  • Reloading Dies – You will need a set of reloading dies for each caliber you plan on reloading. I recommend the Lee Precision Carbide Dies.   These dies fit almost every reloading press and when using carbide dies you don’t need to lube the cases.   These dies will also last a lifetime.

The Die set will run you about $85.00 per caliber set and gives you all the dies to de-prime the cases, size the cases, seat the bullet and crimp the cases.

  • Powder Measure – You will need an accurate powder measure to accurately throw a charge of gun powder into the case. I recommend the RCBS Uniflow Powder Measure and you will also want to purchase a stand for it so you can mount it to your reloading bench and a funnel.  This will cost you around $200.00   
  • Powder Scale – You will need an accurate powder scale to weigh your loads.

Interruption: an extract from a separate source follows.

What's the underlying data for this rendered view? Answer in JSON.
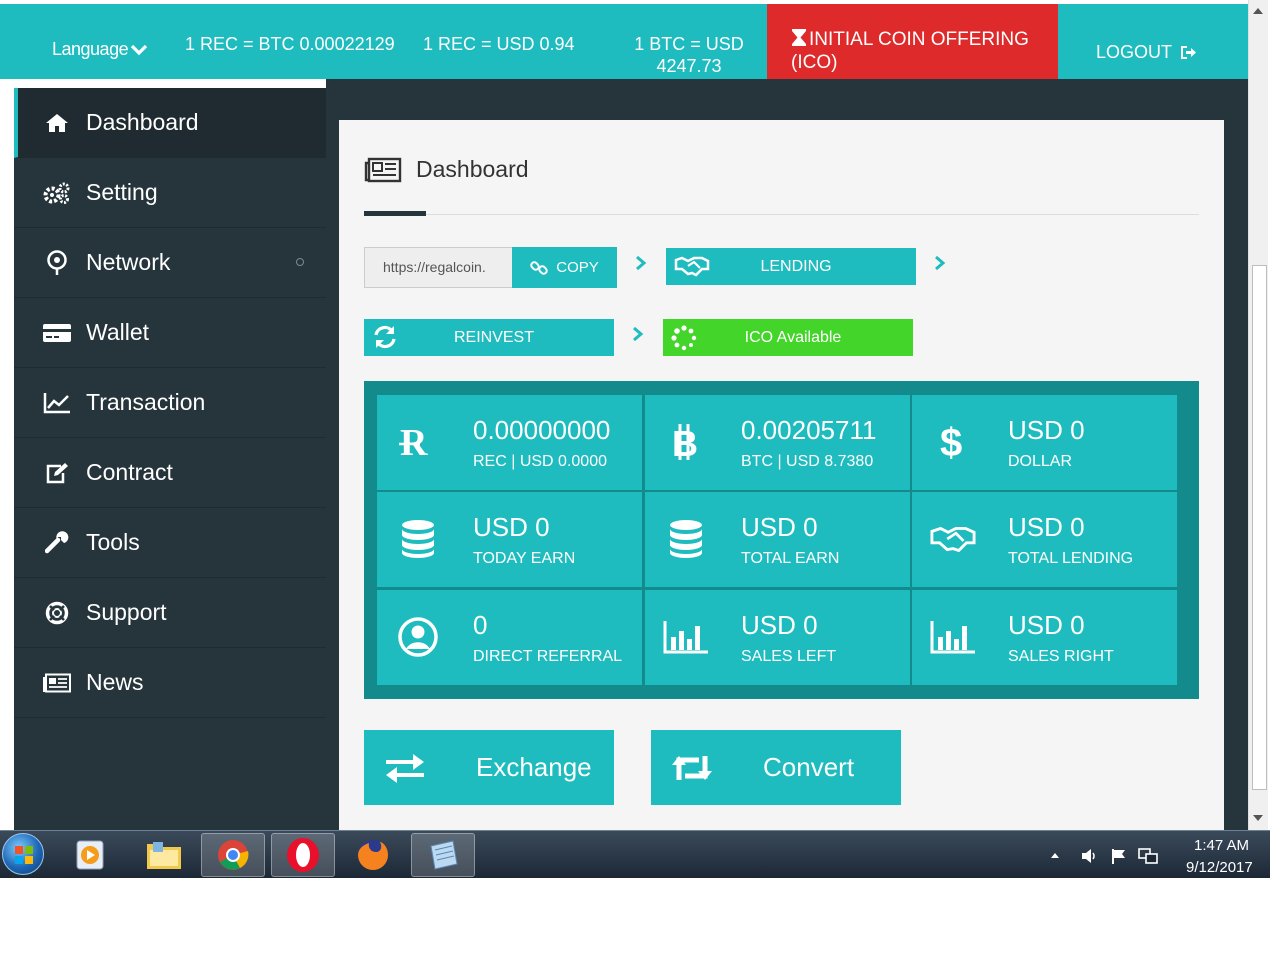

It is critical that your charges fall into the acceptable range.  I weigh every 10 loaded cartridges to make sure the amount of powder on the cases are safe to shoot.  I recommend the Frankford Arsenal Digital Scale Model DS-750.   This scale is very accurate and easy to use and can be found for about $35.00
  • Calipers – You will need a good set of calipers to make sure the Minimum and Maximum overall case lengths are in spec. I use the Hornady Digital Caliper which cost around $40.00



  • Priming Tool – You will find it much easier to prime your cases with a hand tool instead of using the press. I recommend the Lyman E-ZEE Prime.   This is very easy to use and make priming the cases go very quickly.   This will cost you around $100.00


  • Reloading Bench – You can use a table or workbench for reloading. I made my own reloading bench from 2×4’s and a plywood top for under $100.00


So far you can see that this is not a cheap hobby and this is just the bare-bone minimum setup.    Fortunately, this is only a one time purchase.    The next part are the consumables which will be an on-going expense.


Consumables – These are the components you will need to start reloading your cartridges.


  • Cases – You will need Brass or Nickle Cases for each caliber you will reload for.


  • Bullets – You will need to decide the weight and type of bullets for each caliber. Lead, Lead Coated, Copper Plated, Hollow Point, etc.  The average cost of bullets are about $100.00 for 500 rounds.


  • Primers – You will need primers for your cases depending on if they are Large or Small Rifle or Large or Small pistol. Your cases will determine if you will need large or small primers.   For safety reasons only use Rifle primers for Rifle Cases and Pistol Primers for Pistol Cases.


  • Gun Powder – You will need multiple powders depending on the types of cartridges. There is no “One Size Fits All”


I would also recommend a reloading manual that contains the load data for each caliber cartridge based on the weight of the bullet.   This is very critical since you can cause damage to your firearm or yourself if you don’t follow the reloading data specs.  This is the manual I use.


Reloading is actually a very simple process as long as you follow the instructions.    It is an expensive hobby but you will always have ammo when you need it.  I usually have 50,000 rounds of ammo in my safe at any given time.


This is also a very time consuming process, so don’t think you will go to the garage and crank out a few thousand rounds on a rainy Saturday afternoon.


I hope you now have enough information to make the decision to Reload or Not to Reload.


If you have any questions you can always email me at

Also visit my youtube channel, I have reviewed many of the products mentioned.

Pro Gun Youtube Channel